WHAT IS BEING ASKED
Among the entries below, find every line that contains the string "Salas", then copy it.

THE DATA

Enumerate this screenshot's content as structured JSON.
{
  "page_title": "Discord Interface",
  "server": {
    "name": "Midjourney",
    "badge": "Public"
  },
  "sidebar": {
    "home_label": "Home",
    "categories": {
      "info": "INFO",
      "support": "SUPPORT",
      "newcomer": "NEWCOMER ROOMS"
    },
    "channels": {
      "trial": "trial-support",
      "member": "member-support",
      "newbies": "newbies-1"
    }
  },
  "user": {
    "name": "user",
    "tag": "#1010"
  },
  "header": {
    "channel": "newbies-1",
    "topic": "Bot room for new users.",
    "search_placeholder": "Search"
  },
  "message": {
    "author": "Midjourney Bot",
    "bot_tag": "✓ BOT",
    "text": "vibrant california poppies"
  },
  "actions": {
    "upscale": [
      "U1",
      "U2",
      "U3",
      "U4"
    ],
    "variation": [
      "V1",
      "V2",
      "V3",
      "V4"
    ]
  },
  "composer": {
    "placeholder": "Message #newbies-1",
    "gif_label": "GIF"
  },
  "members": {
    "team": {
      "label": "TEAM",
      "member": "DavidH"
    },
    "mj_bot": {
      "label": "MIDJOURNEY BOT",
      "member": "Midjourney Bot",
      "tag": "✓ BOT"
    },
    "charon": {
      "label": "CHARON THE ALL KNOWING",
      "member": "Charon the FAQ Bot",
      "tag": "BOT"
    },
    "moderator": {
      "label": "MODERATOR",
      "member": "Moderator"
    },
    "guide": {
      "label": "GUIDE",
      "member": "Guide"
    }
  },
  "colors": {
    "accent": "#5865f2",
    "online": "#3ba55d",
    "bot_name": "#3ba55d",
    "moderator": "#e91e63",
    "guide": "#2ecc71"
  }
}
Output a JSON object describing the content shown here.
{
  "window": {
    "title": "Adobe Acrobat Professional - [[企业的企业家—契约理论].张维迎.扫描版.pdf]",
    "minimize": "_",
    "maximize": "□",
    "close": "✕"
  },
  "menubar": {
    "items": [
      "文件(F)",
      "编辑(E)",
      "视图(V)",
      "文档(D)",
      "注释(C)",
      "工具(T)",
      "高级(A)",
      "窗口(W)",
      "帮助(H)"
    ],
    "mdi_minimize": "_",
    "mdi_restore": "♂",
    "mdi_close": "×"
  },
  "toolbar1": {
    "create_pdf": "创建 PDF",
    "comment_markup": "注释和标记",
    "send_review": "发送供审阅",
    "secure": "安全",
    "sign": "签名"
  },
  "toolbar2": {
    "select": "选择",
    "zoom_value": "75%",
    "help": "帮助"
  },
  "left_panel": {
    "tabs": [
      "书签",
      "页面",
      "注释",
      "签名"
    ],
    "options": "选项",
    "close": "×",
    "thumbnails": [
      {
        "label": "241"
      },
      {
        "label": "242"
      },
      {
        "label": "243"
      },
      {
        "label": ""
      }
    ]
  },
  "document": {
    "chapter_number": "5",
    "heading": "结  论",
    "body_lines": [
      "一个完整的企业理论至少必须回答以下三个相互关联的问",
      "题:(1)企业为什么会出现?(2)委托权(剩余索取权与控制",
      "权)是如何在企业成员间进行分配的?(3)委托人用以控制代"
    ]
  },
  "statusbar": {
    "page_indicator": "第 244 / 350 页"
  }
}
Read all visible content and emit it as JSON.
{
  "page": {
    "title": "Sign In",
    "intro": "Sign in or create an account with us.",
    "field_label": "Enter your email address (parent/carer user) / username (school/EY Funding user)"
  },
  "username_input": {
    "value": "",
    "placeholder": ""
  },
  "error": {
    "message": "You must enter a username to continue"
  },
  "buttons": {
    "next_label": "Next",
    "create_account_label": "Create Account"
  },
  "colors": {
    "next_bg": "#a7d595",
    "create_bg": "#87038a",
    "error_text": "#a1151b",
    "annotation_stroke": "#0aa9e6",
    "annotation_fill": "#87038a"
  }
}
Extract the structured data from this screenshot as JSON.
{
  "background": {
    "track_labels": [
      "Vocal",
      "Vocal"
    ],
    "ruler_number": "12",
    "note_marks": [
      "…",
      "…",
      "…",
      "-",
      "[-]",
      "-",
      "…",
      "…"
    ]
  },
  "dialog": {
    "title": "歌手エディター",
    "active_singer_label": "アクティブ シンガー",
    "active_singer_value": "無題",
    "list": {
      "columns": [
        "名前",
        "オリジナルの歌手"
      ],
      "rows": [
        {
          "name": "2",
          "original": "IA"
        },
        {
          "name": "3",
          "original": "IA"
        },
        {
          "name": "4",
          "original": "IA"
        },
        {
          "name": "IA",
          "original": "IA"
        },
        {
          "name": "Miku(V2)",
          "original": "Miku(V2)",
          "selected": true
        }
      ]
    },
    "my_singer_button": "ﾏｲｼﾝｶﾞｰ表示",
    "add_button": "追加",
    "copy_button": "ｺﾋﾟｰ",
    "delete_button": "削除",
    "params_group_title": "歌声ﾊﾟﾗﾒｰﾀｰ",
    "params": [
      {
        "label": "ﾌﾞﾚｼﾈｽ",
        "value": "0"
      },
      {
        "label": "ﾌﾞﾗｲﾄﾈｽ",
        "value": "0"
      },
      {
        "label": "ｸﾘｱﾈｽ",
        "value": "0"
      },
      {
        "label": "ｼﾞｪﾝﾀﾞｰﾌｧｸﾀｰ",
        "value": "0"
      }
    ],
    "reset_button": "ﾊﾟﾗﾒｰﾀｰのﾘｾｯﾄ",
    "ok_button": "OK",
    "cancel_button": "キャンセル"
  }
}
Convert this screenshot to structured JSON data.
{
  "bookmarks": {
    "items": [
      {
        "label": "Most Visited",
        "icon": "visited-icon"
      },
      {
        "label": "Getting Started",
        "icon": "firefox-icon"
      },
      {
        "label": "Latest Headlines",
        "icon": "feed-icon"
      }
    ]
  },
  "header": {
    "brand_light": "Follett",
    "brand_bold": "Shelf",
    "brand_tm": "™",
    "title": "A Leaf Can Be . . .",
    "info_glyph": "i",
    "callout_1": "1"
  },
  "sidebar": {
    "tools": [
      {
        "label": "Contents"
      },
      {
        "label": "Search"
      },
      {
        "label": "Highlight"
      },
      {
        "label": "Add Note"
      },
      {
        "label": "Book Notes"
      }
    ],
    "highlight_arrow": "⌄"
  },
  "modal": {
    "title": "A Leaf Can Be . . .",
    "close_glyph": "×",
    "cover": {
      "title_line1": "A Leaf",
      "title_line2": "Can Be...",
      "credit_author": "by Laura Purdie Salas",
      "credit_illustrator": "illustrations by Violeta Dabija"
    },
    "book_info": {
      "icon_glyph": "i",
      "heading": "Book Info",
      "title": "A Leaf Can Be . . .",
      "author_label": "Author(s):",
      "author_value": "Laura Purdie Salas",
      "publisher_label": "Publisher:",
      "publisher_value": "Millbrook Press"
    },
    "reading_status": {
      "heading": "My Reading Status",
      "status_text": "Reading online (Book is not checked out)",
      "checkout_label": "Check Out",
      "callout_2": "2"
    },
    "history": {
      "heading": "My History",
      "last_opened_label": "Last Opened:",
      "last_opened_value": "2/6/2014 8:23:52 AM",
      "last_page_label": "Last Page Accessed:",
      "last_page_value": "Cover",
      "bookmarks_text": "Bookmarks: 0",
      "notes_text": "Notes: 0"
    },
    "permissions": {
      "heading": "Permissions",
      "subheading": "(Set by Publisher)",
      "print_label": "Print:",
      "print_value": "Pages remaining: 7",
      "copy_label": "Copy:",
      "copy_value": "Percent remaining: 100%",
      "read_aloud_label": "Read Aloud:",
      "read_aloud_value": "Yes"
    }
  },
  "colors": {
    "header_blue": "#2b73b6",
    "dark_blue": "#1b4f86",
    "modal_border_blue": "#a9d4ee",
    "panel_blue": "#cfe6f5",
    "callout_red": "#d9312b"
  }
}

TASK RESULT
      "credit_author": "by Laura Purdie Salas",
      "author_value": "Laura Purdie Salas",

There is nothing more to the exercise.